An early marketing strategy for the Mega Drive centred around using renown celebrities, with such games as Michael Jackson’s Moonwalker and Joe Montana Football helping SEGA claim a foothold in the market.
Once a certain hedgehog arrived on the scene, this strategy became less crucial – with a hip new mascot, SEGA no longer needed to associate their flagship console with celebrities of the era. Platform games starring colourful, attitude-filled, characters were now leading the way. If you’re under the impression this is a segway into how ToeJam & Earl came to be, then you’re mistaken – the bodacious alien duo made their debut a whole six months before Sonic the Hedgehog.
Come 1992, SEGA was getting ready to launch the Menacer light gun. This was their answer to Nintendo’s already released Super Scope and the successor to the Master System’s Light Phaser.
SEGA, of course, needed a range of games to support their new peripheral, along with a pack-in title to rival Nintendo’s Super Scope Six. SEGA producer Mac Senour suggested instead of a typical collection of side-scrolling shooters and shooting galleries, the development team should use their own catalogue of licenses and characters to create a star-studded compilation. Recalling their previous marketing ploy this, somewhat bizarrely, included sports mini-games based on Joe Montana and David Robinson.
Using already established brands and franchises to sell the Menacer, rather than create new IP, was a sound enough idea but for reasons numerous, it never came to full fruition. Perhaps crumbling under their own ambition (even in 1992, licenses had complications), SEGA went on to develop just one light-gun game based on existing characters – Ready, Aim, Tomatoes, starring ToeJam & Earl.
Being part of the duly named Menacer Six Game Cartridge, Ready, Aim, Tomatoes was a straightforward side-scrolling shooter, borrowing music and sprites from the original TJ&E. Playing as ToeJam (something not particularly obvious due to the first-person perspective) it was a simple case of firing tomatoes at the usual assortment of oddball enemies, while picking up the occasional rapid-fire power-up, and using bombs proficiently to clear the screen instantly.
Smaller enemies doled out more points – due to being harder to hit – and it was possible to backtrack to mop up any enemies missed.
Earl took pride of place in the corner of the screen, watching over the action while occasionally tucking into ice cream – a neat touch that helped inject a sense of personality.
Out of all the titles on the Menacer Six Game Cartridge, this was the best of the bunch.

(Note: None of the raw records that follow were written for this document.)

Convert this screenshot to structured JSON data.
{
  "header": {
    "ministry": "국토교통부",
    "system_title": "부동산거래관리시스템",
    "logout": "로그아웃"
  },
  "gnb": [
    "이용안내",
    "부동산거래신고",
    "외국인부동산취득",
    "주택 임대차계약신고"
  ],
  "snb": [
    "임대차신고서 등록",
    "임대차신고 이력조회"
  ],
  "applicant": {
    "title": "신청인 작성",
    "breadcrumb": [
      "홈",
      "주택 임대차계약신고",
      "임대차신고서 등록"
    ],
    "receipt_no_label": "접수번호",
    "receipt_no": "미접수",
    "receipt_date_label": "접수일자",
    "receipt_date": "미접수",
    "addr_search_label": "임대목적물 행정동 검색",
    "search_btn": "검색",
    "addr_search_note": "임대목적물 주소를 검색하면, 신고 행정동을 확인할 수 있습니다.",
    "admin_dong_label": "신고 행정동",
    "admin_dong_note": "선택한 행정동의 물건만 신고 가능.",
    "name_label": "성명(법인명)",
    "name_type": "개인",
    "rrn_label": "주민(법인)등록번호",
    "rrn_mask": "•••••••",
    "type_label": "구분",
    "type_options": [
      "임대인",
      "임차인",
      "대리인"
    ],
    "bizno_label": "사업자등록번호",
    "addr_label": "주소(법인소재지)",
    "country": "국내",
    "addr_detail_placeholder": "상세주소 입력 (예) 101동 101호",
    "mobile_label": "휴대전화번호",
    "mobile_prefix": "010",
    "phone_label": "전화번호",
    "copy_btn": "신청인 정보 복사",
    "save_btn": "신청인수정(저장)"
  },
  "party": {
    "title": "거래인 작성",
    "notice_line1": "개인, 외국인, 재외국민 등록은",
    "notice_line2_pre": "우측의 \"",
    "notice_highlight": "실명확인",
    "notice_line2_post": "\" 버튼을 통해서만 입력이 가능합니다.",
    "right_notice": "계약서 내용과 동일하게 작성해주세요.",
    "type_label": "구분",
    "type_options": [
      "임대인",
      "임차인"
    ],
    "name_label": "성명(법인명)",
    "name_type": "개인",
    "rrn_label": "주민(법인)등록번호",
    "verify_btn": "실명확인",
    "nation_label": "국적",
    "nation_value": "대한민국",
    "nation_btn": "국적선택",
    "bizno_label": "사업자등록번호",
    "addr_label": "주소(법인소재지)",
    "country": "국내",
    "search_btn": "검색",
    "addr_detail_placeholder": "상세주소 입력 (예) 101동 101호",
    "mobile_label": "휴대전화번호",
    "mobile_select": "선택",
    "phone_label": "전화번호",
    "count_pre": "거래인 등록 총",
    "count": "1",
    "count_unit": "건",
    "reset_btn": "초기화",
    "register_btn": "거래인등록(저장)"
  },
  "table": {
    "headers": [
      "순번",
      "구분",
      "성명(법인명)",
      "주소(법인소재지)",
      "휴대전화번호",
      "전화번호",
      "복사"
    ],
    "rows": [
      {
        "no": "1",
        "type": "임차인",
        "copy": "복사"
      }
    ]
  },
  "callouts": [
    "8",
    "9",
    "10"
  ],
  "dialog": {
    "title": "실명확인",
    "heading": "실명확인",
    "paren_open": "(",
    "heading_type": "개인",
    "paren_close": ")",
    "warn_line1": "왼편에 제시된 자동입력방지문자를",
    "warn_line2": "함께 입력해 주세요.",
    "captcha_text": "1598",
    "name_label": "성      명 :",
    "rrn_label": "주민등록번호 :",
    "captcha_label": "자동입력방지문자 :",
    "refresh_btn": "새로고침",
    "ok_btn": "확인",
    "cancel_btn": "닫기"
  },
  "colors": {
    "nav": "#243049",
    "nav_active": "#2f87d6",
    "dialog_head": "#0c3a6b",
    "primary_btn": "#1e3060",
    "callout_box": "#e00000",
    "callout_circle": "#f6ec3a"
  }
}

Livelier and more spritely than the likes of the bug blaster Pest Control and the tedious tank shooter Front Line, it not only put player’s shooting accuracy to the test but also had some fiendishly challenging score targets to meet. New enemies and an arranged soundtrack wouldn’t have gone amiss, though – heavy asset recycling made it clear Ready, Aim, Tomatoes was put together with haste.
For the record, the Menacer was a commercial and critical failure. Terminator 2: The Arcade Game was the only other title to launch alongside the add-on, making it pretty much dead on arrival. Almost an entire year passed until the third Menacer compatible title launched – Mad Dog McCree for the Mega CD. It’s easy to imagine most Menacers languishing in deep inside wardrobes by this point.
Ready, Aim, Tomatoes does have a legacy of sorts, however. In 2005, Radica released an officially licensed plug-and-play Menacer TV game, resembling a generic light gun rather than staying true to the modular original. The Menacer’s original pack-in titles came built in, and due to Ready, Aim, Tomatoes’ inclusion, good old ToeJam & Earl took centre stage on the packaging. We imagine their presence alone was enough to help shift units, if only a handful – the scarcity of Radica’s plug ‘n play suggests the Menacer’s second coming was about as successful as its first.